It also illustrates how the new IRS funding will be weaponized against ordinary Americans — including the middle class and small businesses — while Washington elites get off scot-free. And it shows the hypocrisy of both Biden and the Democrats in Congress; Biden is going around claiming Republicans want to undermine Medicare while going out of his way — using methods that tax experts believe violate IRS guidelines — to avoid paying Medicare taxes himself.
Newly armed with the House majority, Republicans in both chambers of Congress should absolutely investigate and demand answers. They should ask the Joint Committee on Taxation (JCT), Congress’s nonpartisan research arm, to determine whether the Bidens violated “reasonable compensation” guidelines for 2017 and 2018.
If JCT believes the Bidens did violate the IRS guidelines in 2017 and 2018, Congress should direct JCT to investigate the audit of the Bidens’ returns. Why did IRS employees not raise this issue? And, just for good measure, why did the IRS ignore my whistleblower complaint about this issue?
Republicans in the Senate should turn the pending nomination of Daniel Werfel as the next IRS commissioner into a referendum on how the service handled the Bidens’ returns. All Republicans should refuse to vote for the nominee unless and until the IRS provides more information about why the service did not investigate the Bidens’ 2017 and 2018 tax returns. If Republicans can persuade Senators like Joe Manchin, D-W.Va., or Kyrsten Sinema, I-Ariz., to vote against the nominee on those grounds, they could slow the nomination or stop it outright.

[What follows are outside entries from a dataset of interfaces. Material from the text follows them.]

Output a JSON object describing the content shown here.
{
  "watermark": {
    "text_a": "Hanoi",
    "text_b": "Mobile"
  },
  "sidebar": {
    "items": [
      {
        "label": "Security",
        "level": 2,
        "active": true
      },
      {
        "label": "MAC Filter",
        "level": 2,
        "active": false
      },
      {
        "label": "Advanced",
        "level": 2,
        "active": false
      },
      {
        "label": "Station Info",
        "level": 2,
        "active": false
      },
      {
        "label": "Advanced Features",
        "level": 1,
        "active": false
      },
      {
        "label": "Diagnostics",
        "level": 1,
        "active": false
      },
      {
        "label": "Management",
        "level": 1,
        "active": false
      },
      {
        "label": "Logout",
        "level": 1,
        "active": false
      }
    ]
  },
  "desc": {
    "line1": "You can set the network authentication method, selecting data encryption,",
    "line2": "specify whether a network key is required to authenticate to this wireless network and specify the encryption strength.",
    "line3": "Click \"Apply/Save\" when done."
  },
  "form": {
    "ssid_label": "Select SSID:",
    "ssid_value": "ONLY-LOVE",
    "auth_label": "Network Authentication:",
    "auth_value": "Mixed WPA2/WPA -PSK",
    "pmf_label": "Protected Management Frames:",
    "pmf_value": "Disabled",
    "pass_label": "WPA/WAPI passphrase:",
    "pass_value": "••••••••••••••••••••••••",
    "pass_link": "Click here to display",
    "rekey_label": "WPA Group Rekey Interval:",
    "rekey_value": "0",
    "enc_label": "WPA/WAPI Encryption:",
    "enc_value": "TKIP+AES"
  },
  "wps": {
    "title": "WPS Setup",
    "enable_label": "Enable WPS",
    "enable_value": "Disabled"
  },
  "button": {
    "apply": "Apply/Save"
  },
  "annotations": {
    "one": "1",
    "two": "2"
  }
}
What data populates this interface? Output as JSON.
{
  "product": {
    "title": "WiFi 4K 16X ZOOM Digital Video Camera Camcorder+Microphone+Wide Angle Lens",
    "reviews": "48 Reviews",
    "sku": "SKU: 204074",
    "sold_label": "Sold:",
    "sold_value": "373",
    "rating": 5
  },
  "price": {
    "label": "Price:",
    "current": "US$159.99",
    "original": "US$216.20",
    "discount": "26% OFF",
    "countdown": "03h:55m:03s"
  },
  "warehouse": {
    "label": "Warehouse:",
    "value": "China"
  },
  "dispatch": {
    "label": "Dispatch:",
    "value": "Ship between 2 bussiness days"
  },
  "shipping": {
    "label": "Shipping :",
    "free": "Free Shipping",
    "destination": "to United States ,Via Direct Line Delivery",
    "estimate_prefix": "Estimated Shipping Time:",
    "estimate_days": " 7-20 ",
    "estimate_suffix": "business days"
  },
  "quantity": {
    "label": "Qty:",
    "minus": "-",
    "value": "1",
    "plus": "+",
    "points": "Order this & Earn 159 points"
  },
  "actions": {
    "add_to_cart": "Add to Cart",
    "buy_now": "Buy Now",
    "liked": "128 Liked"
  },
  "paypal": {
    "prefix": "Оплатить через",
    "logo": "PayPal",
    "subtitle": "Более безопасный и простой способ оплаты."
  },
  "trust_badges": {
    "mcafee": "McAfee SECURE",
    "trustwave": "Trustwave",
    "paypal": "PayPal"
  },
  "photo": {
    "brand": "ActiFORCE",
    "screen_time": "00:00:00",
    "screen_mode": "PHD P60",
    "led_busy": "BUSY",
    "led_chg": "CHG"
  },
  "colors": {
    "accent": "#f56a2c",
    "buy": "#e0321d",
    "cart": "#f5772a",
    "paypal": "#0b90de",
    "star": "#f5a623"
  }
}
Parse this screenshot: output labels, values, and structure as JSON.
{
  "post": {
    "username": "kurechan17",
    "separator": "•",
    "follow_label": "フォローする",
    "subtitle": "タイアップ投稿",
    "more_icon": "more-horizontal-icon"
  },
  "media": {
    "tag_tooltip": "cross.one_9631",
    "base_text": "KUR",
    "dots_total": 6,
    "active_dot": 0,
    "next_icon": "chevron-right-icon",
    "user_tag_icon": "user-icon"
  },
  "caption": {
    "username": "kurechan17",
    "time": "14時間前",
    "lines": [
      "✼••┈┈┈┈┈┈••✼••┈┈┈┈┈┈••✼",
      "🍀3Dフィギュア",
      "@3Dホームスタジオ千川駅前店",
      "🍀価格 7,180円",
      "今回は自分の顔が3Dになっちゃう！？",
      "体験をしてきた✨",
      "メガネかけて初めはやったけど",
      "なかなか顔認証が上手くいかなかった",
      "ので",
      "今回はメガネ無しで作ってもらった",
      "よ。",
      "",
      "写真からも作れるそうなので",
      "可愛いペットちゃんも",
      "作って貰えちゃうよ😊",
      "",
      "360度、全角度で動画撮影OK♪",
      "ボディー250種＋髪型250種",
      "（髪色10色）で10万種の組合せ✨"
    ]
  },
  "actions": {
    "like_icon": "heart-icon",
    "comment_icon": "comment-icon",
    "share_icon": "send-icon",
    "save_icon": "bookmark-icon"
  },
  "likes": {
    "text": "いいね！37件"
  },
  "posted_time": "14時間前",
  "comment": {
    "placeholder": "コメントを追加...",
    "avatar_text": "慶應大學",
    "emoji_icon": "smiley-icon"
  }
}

After completing these initial steps, the House majority can go further. For instance, it could compel the IRS employee who let the Bidens off the hook to testify publicly about those actions, or it could subpoena the records of the Bidens’ accountant, Walter Deyhle, to determine whether the accountant was acting in good faith or aggressively trying to exploit a loophole.
But at minimum, Republicans in Congress need to start asking some hard questions about why a politician with such questionable tax behavior got off scot-free. Conservative lawmakers have spent the past year railing against the new authorities and funding the IRS received in the Democrats’ spending spree last summer — it’s time for them to use this issue to take action on the matter.